EXERCISE DETAILS:
Without any pictures, retype exactly the lines that begin at the one holding "Transcribe this image's" and end at the last line of the data below.

SUPPLIED RECORDS:
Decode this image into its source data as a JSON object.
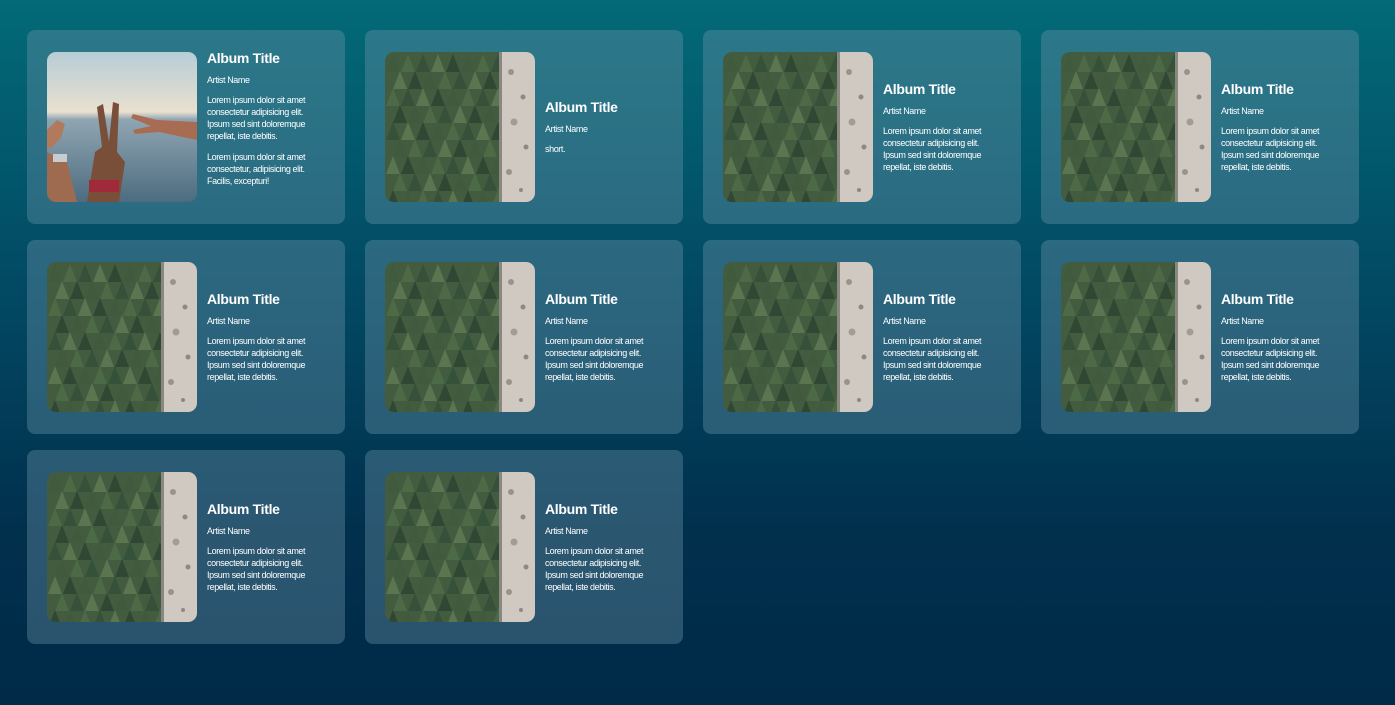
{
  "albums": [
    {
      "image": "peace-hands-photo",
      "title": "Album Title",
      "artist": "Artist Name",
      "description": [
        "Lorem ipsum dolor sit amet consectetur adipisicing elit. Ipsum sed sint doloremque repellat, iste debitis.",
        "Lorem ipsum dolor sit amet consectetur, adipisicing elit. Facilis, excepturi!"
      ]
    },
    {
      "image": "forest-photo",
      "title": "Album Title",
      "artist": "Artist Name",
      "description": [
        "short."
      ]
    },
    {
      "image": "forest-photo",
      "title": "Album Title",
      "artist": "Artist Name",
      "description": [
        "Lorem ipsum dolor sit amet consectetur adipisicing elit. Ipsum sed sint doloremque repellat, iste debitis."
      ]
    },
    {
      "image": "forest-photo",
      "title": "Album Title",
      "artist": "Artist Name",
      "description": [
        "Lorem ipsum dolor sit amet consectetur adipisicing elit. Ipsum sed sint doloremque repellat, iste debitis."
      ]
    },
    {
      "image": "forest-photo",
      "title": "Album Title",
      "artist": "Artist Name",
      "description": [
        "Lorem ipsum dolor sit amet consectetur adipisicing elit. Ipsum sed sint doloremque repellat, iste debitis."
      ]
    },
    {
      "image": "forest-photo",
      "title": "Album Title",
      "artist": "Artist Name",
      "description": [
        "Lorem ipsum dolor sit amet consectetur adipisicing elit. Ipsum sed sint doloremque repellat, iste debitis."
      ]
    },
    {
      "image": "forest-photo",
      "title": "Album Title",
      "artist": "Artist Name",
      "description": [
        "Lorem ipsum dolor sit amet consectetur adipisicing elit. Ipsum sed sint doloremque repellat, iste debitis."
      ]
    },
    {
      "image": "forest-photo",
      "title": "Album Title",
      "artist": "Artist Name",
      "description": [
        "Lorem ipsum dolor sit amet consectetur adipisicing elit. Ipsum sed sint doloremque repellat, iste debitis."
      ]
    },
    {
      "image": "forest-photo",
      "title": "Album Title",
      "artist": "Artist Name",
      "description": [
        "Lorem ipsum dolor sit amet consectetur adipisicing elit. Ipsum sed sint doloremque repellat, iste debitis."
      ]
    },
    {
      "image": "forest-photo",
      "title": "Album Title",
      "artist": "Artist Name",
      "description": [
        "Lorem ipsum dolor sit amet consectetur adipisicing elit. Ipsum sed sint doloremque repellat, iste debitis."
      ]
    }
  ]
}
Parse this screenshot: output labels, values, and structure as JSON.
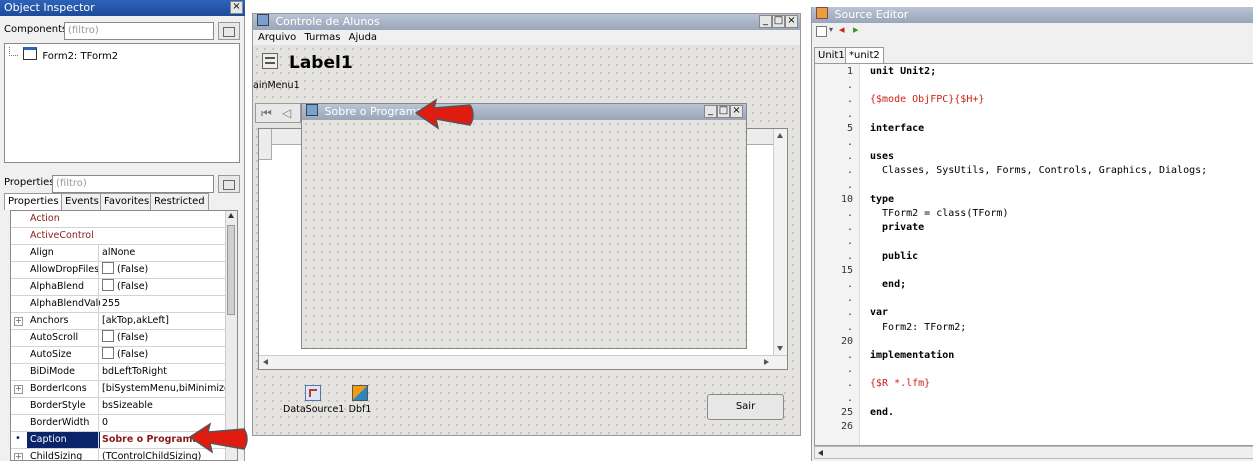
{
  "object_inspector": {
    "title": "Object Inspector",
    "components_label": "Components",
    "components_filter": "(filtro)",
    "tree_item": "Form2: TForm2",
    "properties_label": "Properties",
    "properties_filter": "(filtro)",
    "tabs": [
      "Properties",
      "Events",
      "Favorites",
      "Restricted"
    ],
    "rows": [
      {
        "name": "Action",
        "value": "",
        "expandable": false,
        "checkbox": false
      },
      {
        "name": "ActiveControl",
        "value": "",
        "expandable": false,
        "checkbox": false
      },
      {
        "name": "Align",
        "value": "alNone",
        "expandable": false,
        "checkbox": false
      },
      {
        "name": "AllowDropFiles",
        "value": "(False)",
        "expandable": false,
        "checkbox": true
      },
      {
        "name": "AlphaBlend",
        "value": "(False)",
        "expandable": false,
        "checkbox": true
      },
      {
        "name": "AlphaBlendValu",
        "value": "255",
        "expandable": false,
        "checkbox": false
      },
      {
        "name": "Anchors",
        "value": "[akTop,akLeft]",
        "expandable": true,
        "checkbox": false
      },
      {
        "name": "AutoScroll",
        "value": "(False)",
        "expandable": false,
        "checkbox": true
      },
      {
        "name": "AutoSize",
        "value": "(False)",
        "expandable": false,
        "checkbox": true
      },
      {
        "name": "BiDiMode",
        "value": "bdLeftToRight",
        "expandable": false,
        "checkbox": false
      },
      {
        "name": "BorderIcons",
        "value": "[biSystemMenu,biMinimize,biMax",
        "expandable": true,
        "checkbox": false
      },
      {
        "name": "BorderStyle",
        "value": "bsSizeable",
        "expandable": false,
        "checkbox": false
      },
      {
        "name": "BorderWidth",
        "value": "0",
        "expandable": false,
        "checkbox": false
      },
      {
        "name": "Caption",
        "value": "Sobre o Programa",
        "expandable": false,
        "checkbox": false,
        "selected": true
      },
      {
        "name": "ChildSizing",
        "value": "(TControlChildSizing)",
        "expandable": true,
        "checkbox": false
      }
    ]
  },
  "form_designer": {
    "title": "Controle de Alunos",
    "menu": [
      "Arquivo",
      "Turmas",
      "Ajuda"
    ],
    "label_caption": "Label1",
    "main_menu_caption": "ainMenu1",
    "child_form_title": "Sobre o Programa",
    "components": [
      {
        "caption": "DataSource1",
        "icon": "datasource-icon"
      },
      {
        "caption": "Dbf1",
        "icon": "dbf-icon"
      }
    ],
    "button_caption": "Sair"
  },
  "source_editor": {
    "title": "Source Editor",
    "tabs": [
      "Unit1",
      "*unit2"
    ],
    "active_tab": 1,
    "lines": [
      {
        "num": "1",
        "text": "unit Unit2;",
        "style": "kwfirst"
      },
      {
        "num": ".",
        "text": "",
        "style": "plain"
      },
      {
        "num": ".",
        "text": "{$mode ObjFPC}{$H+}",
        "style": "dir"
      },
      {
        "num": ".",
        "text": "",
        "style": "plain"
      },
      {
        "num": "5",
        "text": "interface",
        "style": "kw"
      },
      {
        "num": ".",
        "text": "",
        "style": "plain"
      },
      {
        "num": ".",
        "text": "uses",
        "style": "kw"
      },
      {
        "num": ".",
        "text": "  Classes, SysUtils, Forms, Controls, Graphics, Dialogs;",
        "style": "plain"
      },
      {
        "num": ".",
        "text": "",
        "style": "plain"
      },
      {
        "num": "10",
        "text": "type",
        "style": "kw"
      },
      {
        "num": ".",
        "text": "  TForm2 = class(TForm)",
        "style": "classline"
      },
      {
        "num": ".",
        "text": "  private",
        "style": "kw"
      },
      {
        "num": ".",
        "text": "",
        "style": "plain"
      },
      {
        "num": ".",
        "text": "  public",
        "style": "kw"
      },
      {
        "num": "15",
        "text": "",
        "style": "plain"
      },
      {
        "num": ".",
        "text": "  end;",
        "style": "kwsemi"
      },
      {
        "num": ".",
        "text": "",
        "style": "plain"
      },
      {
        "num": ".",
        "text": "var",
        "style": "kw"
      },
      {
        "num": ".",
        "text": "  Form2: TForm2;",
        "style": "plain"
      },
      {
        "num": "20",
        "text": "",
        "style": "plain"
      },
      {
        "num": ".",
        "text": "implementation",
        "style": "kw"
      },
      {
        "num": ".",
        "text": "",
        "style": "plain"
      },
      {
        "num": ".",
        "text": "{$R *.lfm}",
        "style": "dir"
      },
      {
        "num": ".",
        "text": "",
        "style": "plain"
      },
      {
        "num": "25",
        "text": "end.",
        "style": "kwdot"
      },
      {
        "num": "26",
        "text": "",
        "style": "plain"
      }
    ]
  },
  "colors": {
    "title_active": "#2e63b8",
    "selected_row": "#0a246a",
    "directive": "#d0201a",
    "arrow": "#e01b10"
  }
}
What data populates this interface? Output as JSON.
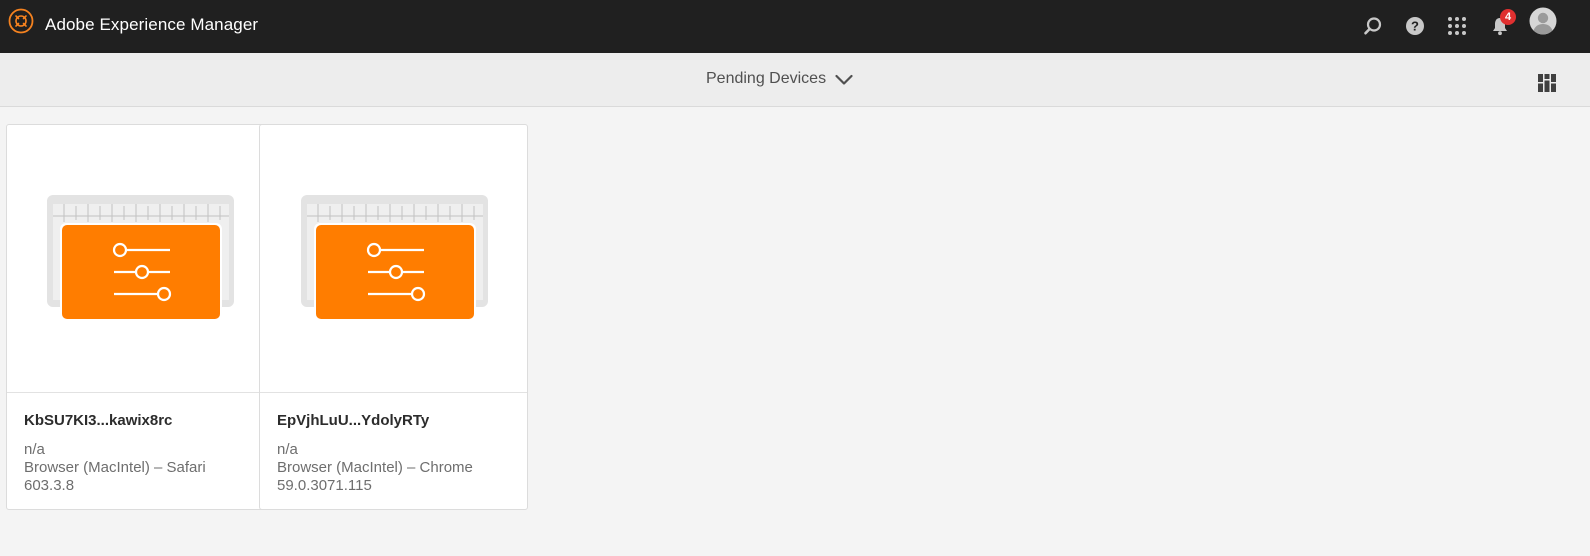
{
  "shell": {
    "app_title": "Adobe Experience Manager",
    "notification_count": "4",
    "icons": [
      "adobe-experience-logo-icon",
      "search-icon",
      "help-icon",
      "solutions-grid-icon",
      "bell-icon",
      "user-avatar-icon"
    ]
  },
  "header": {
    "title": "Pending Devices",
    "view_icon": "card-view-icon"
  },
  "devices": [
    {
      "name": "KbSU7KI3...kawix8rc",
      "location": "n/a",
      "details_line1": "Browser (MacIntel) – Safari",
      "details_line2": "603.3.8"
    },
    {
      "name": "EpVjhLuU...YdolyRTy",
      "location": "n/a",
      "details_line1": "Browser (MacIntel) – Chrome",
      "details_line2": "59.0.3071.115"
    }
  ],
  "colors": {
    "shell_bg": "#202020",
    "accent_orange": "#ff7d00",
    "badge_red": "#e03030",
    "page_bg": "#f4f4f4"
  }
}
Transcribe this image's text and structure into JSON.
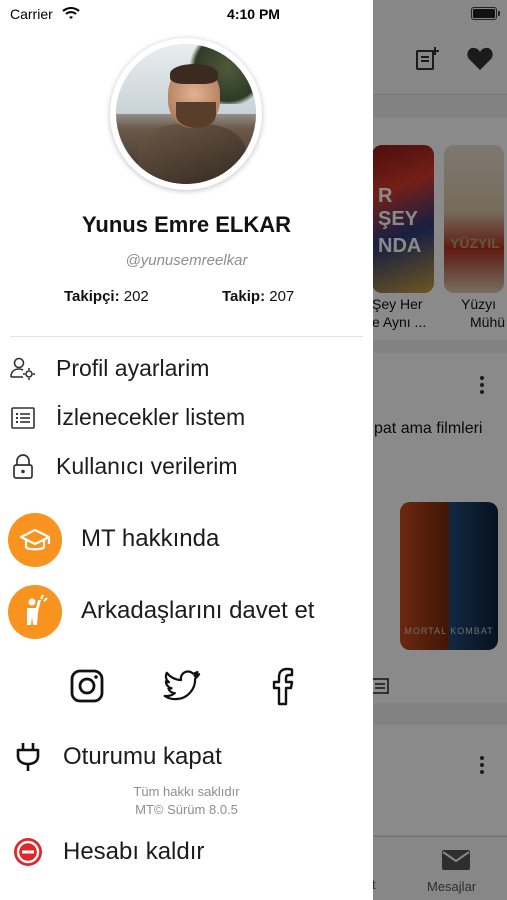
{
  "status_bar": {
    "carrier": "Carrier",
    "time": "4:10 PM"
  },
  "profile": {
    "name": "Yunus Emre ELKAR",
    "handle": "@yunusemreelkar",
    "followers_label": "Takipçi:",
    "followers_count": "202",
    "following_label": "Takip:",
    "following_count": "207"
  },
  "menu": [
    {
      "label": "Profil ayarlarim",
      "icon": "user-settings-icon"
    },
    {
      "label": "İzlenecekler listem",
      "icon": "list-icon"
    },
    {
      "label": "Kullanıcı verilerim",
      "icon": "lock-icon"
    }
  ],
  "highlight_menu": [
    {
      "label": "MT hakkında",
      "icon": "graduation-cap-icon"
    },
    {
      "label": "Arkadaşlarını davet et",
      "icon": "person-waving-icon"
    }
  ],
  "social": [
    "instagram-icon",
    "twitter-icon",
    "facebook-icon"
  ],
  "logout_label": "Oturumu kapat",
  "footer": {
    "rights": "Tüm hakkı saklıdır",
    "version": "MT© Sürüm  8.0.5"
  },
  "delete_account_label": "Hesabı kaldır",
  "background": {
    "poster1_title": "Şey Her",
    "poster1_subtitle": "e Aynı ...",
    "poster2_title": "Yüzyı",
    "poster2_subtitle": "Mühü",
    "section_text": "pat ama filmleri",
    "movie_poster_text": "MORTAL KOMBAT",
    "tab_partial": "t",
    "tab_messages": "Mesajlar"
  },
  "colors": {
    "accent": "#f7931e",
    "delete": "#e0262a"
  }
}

ANSWER SPACE:
Transcribe this image's text and structure into JSON.
{
  "status_bar": {
    "carrier": "Carrier",
    "time": "4:10 PM"
  },
  "profile": {
    "name": "Yunus Emre ELKAR",
    "handle": "@yunusemreelkar",
    "followers_label": "Takipçi:",
    "followers_count": "202",
    "following_label": "Takip:",
    "following_count": "207"
  },
  "menu": [
    {
      "label": "Profil ayarlarim",
      "icon": "user-settings-icon"
    },
    {
      "label": "İzlenecekler listem",
      "icon": "list-icon"
    },
    {
      "label": "Kullanıcı verilerim",
      "icon": "lock-icon"
    }
  ],
  "highlight_menu": [
    {
      "label": "MT hakkında",
      "icon": "graduation-cap-icon"
    },
    {
      "label": "Arkadaşlarını davet et",
      "icon": "person-waving-icon"
    }
  ],
  "social": [
    "instagram-icon",
    "twitter-icon",
    "facebook-icon"
  ],
  "logout_label": "Oturumu kapat",
  "footer": {
    "rights": "Tüm hakkı saklıdır",
    "version": "MT© Sürüm  8.0.5"
  },
  "delete_account_label": "Hesabı kaldır",
  "background": {
    "poster1_title": "Şey Her",
    "poster1_subtitle": "e Aynı ...",
    "poster2_title": "Yüzyı",
    "poster2_subtitle": "Mühü",
    "section_text": "pat ama filmleri",
    "movie_poster_text": "MORTAL KOMBAT",
    "tab_partial": "t",
    "tab_messages": "Mesajlar"
  },
  "colors": {
    "accent": "#f7931e",
    "delete": "#e0262a"
  }
}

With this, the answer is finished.